A recent survey of schoolteachers has revealed what you probably already knew: other people’s children just aren’t as good as yours.
Each new school year, parents happily anticipate the opportunity to pressure their young children to excel at vital school subjects, such as leaf-pressing and macaroni art. With competition to get into the nation’s most overpriced universities at an all-time high, parents know they need to begin with an overpriced preschool and keep their children competitive all through their secondary education years.
And it seems to be working.
Preschool teacher Marilyn Ruble assures everyone who walks through her door for today’s parent-teacher conference that their child is the most extraordinary, and that the incident on the playground last week was definitely the other kid’s fault. She also vows to make sure that their child lands that first chair in the recorder concert that they were obviously robbed of last year.
Over at the high school, the end result of raising such exemplary children is clear, as every student has already earned a participation trophy, despite the fact that their school year doesn’t even begin until next week.

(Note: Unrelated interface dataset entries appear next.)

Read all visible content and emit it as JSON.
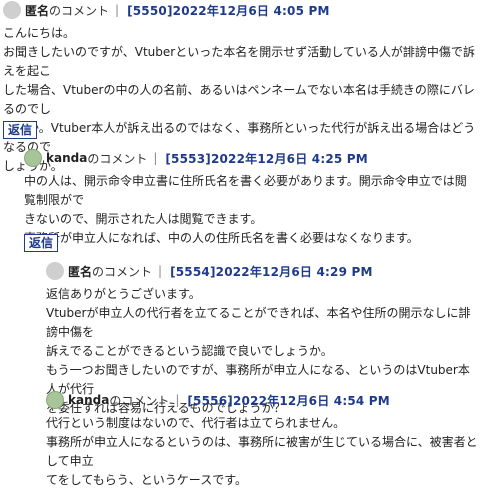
{
  "comments": [
    {
      "author": "匿名",
      "suffix": "のコメント",
      "sep": "|",
      "stamp": "[5550]2022年12月6日 4:05 PM",
      "lines": [
        "こんにちは。",
        "お聞きしたいのですが、Vtuberといった本名を開示せず活動している人が誹謗中傷で訴えを起こ",
        "した場合、Vtuberの中の人の名前、あるいはペンネームでない本名は手続きの際にバレるのでし",
        "ょうか。Vtuber本人が訴え出るのではなく、事務所といった代行が訴え出る場合はどうなるので",
        "しょうか。"
      ],
      "reply_label": "返信"
    },
    {
      "author": "kanda",
      "suffix": "のコメント",
      "sep": "|",
      "stamp": "[5553]2022年12月6日 4:25 PM",
      "lines": [
        "中の人は、開示命令申立書に住所氏名を書く必要があります。開示命令申立では閲覧制限がで",
        "きないので、開示された人は閲覧できます。",
        "事務所が申立人になれば、中の人の住所氏名を書く必要はなくなります。"
      ],
      "reply_label": "返信"
    },
    {
      "author": "匿名",
      "suffix": "のコメント",
      "sep": "|",
      "stamp": "[5554]2022年12月6日 4:29 PM",
      "lines": [
        "返信ありがとうございます。",
        "Vtuberが申立人の代行者を立てることができれば、本名や住所の開示なしに誹謗中傷を",
        "訴えでることができるという認識で良いでしょうか。",
        "もう一つお聞きしたいのですが、事務所が申立人になる、というのはVtuber本人が代行",
        "を委任すれば容易に行えるものでしょうか？"
      ]
    },
    {
      "author": "kanda",
      "suffix": "のコメント",
      "sep": "|",
      "stamp": "[5556]2022年12月6日 4:54 PM",
      "lines": [
        "代行という制度はないので、代行者は立てられません。",
        "事務所が申立人になるというのは、事務所に被害が生じている場合に、被害者として申立",
        "てをしてもらう、というケースです。"
      ]
    }
  ]
}
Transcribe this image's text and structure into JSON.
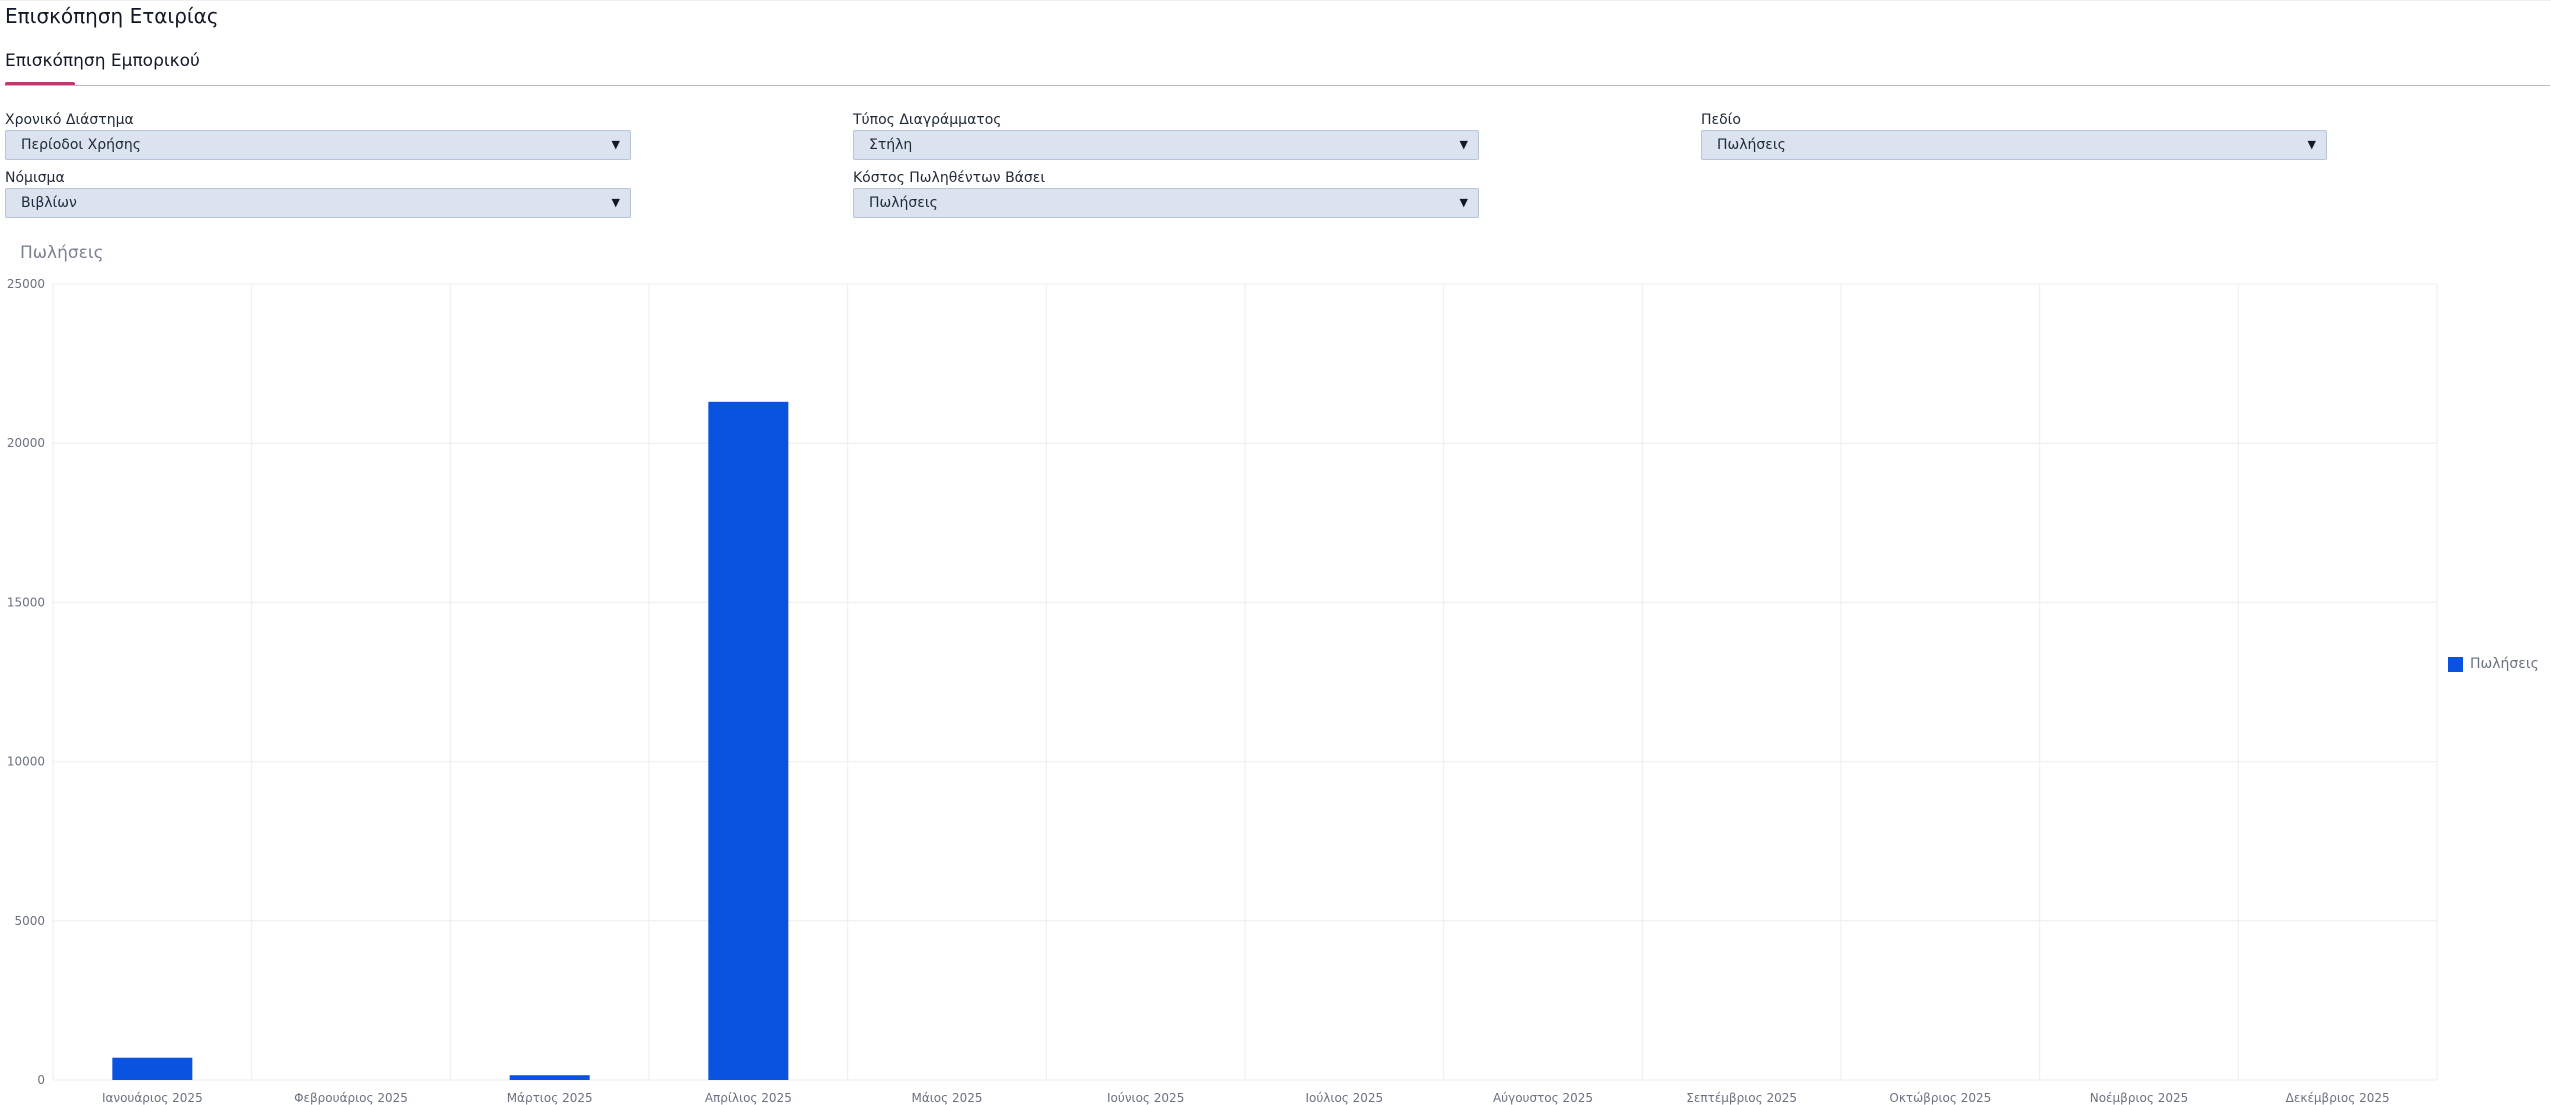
{
  "header": {
    "title": "Επισκόπηση Εταιρίας",
    "tab_label": "Επισκόπηση Εμπορικού"
  },
  "filters": {
    "time_range": {
      "label": "Χρονικό Διάστημα",
      "value": "Περίοδοι Χρήσης"
    },
    "chart_type": {
      "label": "Τύπος Διαγράμματος",
      "value": "Στήλη"
    },
    "field": {
      "label": "Πεδίο",
      "value": "Πωλήσεις"
    },
    "currency": {
      "label": "Νόμισμα",
      "value": "Βιβλίων"
    },
    "cost_basis": {
      "label": "Κόστος Πωληθέντων Βάσει",
      "value": "Πωλήσεις"
    }
  },
  "colors": {
    "bar": "#0a52e0",
    "accent": "#b83b6b",
    "grid": "#eceef1"
  },
  "chart_data": {
    "type": "bar",
    "title": "Πωλήσεις",
    "categories": [
      "Ιανουάριος 2025",
      "Φεβρουάριος 2025",
      "Μάρτιος 2025",
      "Απρίλιος 2025",
      "Μάιος 2025",
      "Ιούνιος 2025",
      "Ιούλιος 2025",
      "Αύγουστος 2025",
      "Σεπτέμβριος 2025",
      "Οκτώβριος 2025",
      "Νοέμβριος 2025",
      "Δεκέμβριος 2025"
    ],
    "series": [
      {
        "name": "Πωλήσεις",
        "values": [
          700,
          0,
          150,
          21300,
          0,
          0,
          0,
          0,
          0,
          0,
          0,
          0
        ]
      }
    ],
    "ylim": [
      0,
      25000
    ],
    "yticks": [
      0,
      5000,
      10000,
      15000,
      20000,
      25000
    ],
    "grid": true,
    "legend_position": "right"
  }
}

Both teachers and parents have been pleased with the results of the poll, with teachers no longer having to suggest to parents that their child might not be perfect, and parents no longer having to worry that anybody else might be unaware of their superiority as parents. The only people who seem unhappy are the children themselves, but that is most likely just because they haven’t been told enough today that they are better than everyone else.